In some cases, these links are easy to see and represent what is known as the atopic march.Children with food allergies or skin conditions such as eczema may develop seasonal allergy symptoms such as sneezing, itching, and sore throat as they get older.
Then the symptoms disappear for a while. They can return in your 20s, 30s and 40s when you are exposed to allergies.
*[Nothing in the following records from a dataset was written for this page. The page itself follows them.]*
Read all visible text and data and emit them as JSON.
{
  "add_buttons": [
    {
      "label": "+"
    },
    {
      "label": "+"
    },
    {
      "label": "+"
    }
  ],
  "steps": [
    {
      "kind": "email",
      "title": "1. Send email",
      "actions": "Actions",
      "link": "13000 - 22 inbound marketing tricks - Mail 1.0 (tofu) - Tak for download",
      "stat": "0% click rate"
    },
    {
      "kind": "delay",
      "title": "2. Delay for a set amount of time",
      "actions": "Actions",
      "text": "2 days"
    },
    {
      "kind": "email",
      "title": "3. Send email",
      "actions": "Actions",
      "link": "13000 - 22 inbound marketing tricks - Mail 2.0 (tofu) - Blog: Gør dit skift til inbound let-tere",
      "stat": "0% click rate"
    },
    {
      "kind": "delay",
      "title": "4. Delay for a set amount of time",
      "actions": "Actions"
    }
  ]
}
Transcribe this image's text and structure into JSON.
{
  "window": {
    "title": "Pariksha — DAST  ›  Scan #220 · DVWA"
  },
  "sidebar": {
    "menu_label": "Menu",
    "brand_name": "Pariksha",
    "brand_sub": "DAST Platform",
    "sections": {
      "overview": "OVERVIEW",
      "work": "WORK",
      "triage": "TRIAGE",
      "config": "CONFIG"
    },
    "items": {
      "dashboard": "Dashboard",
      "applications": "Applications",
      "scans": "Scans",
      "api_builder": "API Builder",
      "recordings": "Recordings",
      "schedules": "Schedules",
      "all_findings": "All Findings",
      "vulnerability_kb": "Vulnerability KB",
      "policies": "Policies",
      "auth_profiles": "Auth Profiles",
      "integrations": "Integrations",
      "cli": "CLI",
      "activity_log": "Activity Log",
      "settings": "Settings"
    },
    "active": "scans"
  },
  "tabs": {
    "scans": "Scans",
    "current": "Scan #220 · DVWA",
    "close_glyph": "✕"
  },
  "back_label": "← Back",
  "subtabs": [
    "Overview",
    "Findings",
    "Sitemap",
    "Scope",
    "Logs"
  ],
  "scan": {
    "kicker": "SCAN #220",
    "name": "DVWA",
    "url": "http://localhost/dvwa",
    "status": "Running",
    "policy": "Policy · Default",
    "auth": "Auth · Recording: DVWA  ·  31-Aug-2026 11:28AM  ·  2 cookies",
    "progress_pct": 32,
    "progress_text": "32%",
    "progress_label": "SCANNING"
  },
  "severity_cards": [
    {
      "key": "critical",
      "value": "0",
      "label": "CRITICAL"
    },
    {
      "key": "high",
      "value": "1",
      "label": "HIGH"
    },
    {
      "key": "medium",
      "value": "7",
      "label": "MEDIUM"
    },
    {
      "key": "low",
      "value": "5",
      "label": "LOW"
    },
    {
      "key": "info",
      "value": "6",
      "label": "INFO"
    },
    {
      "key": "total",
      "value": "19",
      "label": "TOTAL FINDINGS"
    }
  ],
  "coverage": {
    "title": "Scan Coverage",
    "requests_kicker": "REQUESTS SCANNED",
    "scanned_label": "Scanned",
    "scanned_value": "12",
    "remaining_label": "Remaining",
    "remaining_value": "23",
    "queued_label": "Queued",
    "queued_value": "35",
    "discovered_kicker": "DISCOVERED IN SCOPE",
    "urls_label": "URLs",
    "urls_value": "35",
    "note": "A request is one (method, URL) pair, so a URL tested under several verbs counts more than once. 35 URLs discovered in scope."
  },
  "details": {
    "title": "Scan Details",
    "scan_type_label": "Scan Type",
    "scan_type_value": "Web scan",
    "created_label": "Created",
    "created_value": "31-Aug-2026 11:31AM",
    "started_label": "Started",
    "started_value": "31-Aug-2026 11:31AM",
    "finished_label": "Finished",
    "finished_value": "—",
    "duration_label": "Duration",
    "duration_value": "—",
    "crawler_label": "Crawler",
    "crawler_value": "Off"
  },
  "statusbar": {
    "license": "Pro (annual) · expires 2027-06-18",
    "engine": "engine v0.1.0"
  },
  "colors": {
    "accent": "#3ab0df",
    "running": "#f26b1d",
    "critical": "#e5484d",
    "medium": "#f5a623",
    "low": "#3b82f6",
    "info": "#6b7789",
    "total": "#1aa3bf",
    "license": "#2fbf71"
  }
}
Possible triggers of allergy in adults may include:
- Exposure to allergens with decreased immune function . This happens when you are sick, pregnant, or suffering from a compromised immune system.
- Having little exposure to the allergen during childhood . You may not have been exposed to high enough levels to trigger a reaction until adulthood.
- Moving to a new home or work with new allergens . This can include plants and trees that you have not encountered before.
- Having a pet for the first time . Research shows that this can happen after a long period of absence of pets.
Can allergies go away over time?
The short answer is yes.
Even if you develop allergies as an adult, you may notice that they start to disappear again when you turn 50 or older.
This is due to the fact that with age your immune function decreases, so the immune response to allergens also becomes less pronounced.
Some allergies that you have as a child may also disappear when you are a teenager, and in adulthood may only appear a few times in your life before they disappear forever.
Here are some possible treatments for allergies, whether they are mild seasonal allergies, heavy food or contact allergies:
- Take antihistamines . Antihistamines, such as cetirizine (Zyrtec) or diphenhydramine (Benadryl), can reduce or control your symptoms. Take them before you are exposed to the allergen.
- Take the skin prick test . This test will help you see which allergens are causing your reactions.Once you know what you are allergic to, you can try to avoid that allergen or minimize your exposure.
- Consider allergy shots (immunotherapy) . These shots can gradually improve your immunity to allergic reactions over the years after regular shots.
- Keep an adrenaline autoinjector (EpiPen) nearby . Having an EpiPen is important in case you are accidentally exposed to allergies that can lead to low blood pressure and swelling of the throat / airways, making breathing difficult or impossible (anaphylaxis).
- Tell others about your allergy . If your symptoms are serious or life-threatening, they will know how to treat you if you have an allergic reaction.
When to see a doctor
Some allergy symptoms are mild and can be treated by reducing exposure to the allergen or taking medications.
But some symptoms are serious enough to disrupt your life or even threaten your life.
Seek emergency medical attention or ask someone for help if you notice any of the following symptoms:
- feeling dizzy
- Abnormal swelling of the tongue or throat 90 120
- rash or urticaria all over the body
- abdominal cramps 90 120
- feeling embarrassed or disoriented
- high temperature
- anaphylaxis (swelling and closing of the throat, shortness of breath, low blood pressure)
- loss of consciousness
You can develop allergies at any time during your life.
Some of these can be mild and are subject to seasonal fluctuations in the amount of this allergen in the air.